Now also L’Osservatore Romano embraces the gay and secularised Church
In a lengthy interview with the Vatican newspaper, Cardinal Hollerich, president of the European bishops, theorises a “Church-that-does-not-discriminate”, in which there is no longer even any need to convert: having erased sin, original and present, everything that exists is good. And of course it is good to bless homosexual unions. Just to be clear: the interview with Hollerich, as well as that previous with Zuppi, is not a personal opinion, but is intended to indicate the path established at the top.
Cardinal Jean-Claud Hollerich, Archbishop of Luxembourg, expressed his ideas on the Church today and in the future in a long interview with L'Osservatore Romano that Vatican News entitled "The Church must change, we risk speaking to a man who is no longer there". Hollerich is a very important cardinal today. He chairs COMECE, the episcopal body of the European Union countries; he is vice-president of the Council of European Bishops, and he is the General Rapporteur to the Synod on Synodality. In effect, he a key man in the Church of Pope Francis.

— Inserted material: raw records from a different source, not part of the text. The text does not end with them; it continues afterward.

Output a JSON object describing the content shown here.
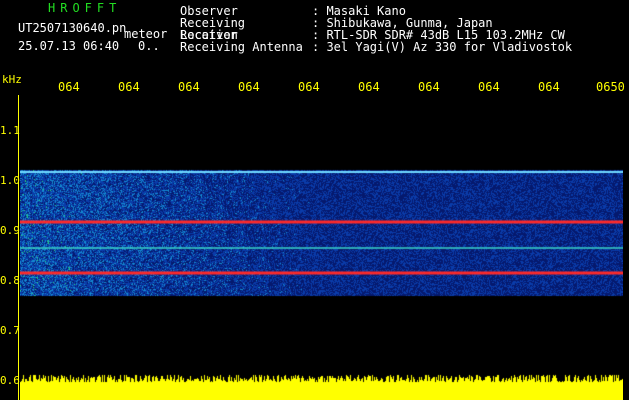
{
  "header": {
    "brand": "HROFFT",
    "filename": "UT2507130640.pn",
    "mode": "meteor",
    "datetime": "25.07.13 06:40",
    "extra": "0.."
  },
  "info": [
    {
      "label": "Observer",
      "value": ": Masaki Kano"
    },
    {
      "label": "Receiving Location",
      "value": ": Shibukawa, Gunma, Japan"
    },
    {
      "label": "Receiver",
      "value": ": RTL-SDR SDR# 43dB L15 103.2MHz CW"
    },
    {
      "label": "Receiving Antenna",
      "value": ": 3el Yagi(V) Az 330 for Vladivostok"
    }
  ],
  "axis": {
    "unit": "kHz",
    "time_labels": [
      "064",
      "064",
      "064",
      "064",
      "064",
      "064",
      "064",
      "064",
      "064",
      "0650"
    ],
    "freq_labels": [
      "1.1",
      "1.0",
      "0.9",
      "0.8",
      "0.7",
      "0.6"
    ]
  },
  "colors": {
    "accent_yellow": "#ffff00",
    "title_green": "#22dd22",
    "red_line": "#ff2a2a",
    "blue_bg": "#0a1f8c"
  }
}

From this interview with him, and from the one the Vatican newspaper published a month ago with Cardinal Zuppi, which we have commented on here, emerges the ecclesial and pastoral "what to do?" of our time. Mega-interviews of this kind in L'Osservatore respond to a political function, they serve to make the interviewee say how important he or she believes it is to confirm a line or to oppose it. This does not mean that they are less important, they are in fact more so, because they do not express personal opinions but the path that has been established at the top.

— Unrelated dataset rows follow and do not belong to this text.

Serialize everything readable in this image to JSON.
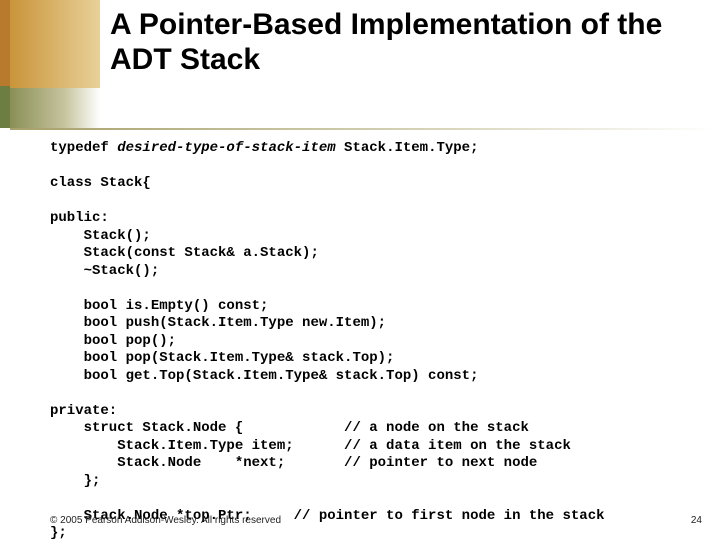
{
  "title": "A Pointer-Based Implementation of the ADT Stack",
  "code": {
    "l1a": "typedef ",
    "l1b": "desired-type-of-stack-item",
    "l1c": " Stack.Item.Type;",
    "l2": "class Stack{",
    "l3": "public:",
    "l4": "    Stack();",
    "l5": "    Stack(const Stack& a.Stack);",
    "l6": "    ~Stack();",
    "l7": "    bool is.Empty() const;",
    "l8": "    bool push(Stack.Item.Type new.Item);",
    "l9": "    bool pop();",
    "l10": "    bool pop(Stack.Item.Type& stack.Top);",
    "l11": "    bool get.Top(Stack.Item.Type& stack.Top) const;",
    "l12": "private:",
    "l13": "    struct Stack.Node {            // a node on the stack",
    "l14": "        Stack.Item.Type item;      // a data item on the stack",
    "l15": "        Stack.Node    *next;       // pointer to next node",
    "l16": "    };",
    "l17": "    Stack.Node *top.Ptr;     // pointer to first node in the stack",
    "l18": "};"
  },
  "footer": {
    "copyright": "© 2005 Pearson Addison-Wesley. All rights reserved",
    "page": "24"
  }
}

Regarding this path, first of all let us set our hearts at rest on one particular point: there will be blessings of homosexual couples in church, they will be allowed and even regulated. What the Flemish bishops have done will become the norm for everyone (which is why it is easy to think that the initiative did not come from them). Hollerich says this as a 'pastor': “A few weeks ago I met a girl in her twenties who told me ‘I want to leave the Church because it does not accept homosexual couples’; I asked her ‘Do you feel discriminated against because you are homosexual?’ and she replied, ‘No, no! I am not a lesbian, but my closest friend is. I know her suffering, and I do not intend to be part of those who judge her'. This - the cardinal concludes - has made me think a lot”.
He then goes on to say that homosexual persons have not chosen their sexual orientation, that they are not 'bad apples', that when God saw creation He said it was good, therefore: “I do not think there is room for a sacramental marriage between persons of the same sex, because same-sex unions lack the procreative character of marriage, but this does not mean that their affective relationship has no value”. To bless a same-sex couple is a good thing, because God does not curse anyone.
A Church-that-doesn't-discriminate is Cardinal Hollerich's proposal for the Church's mission in today's world. A Church that proclaims the Gospel in a radical way: "We are called to proclaim good news, not a set of rules and prohibitions". A Church that wants to proclaim the Gospel “primarily through its commitment in the world to the protection of creation, to justice, to peace”. In today's world, he says, it is not what we say but what we witness that is received. According to him, the encyclical Laudato sì' is understood and appreciated even by non-believers because it is the proclamation of a 'new humanism', which is not a political proposal but is Gospel.
Hollerich's is the proposal of the Church today: “Start from reality, that reality that sees us all as creatures and children of the same Father”. Reality, however, is not what it should be, and starting from reality can also mean starting from something corrupt and deviant. If by reality we mean the existent, starting from the existent is insufficient, brotherhood is founded on the truth and not merely in being, a discriminating look, an evaluative light is needed beforehand. Therefore, the starting point is not from the existent, but from the eternal, which then gives light to the existent because it stops us falling into its traps.
Hollerich's Church has now completely metabolised secularisation, which is seen as positive and irreversible. This means accepting mere existence as normal, denying the possibility of a fallen situation. The blessing of homosexual couples means the blessing of the existent simply because they exist. As if sin, both original and the present, no longer exists. It also entails two important novelties in today's Church: the first is that one can and must collaborate with everyone; the second is that one must bend absolute moral principles so as not to be divisive. Not collaborating with everyone and being divisive would in fact mean being discriminating, and today's Church thinks it can no longer be so.
The existent shows the 'anthropological changes' on which Hollerich insists with great concern, emphasising that they are no longer only cultural but now are physical and genetic.
But with the criterion of non-discrimination of the existent, how is it possible - one wonders - to counter such a revolutionary, imposing, and very rapidly changing existent? How can we not see in the anthropological changes of the new Adam, the extreme outcomes of that secularisation that the Church of today accepts and welcomes as positive, so as not to discriminate against secularised mankind? That is, the mankind which no longer exists?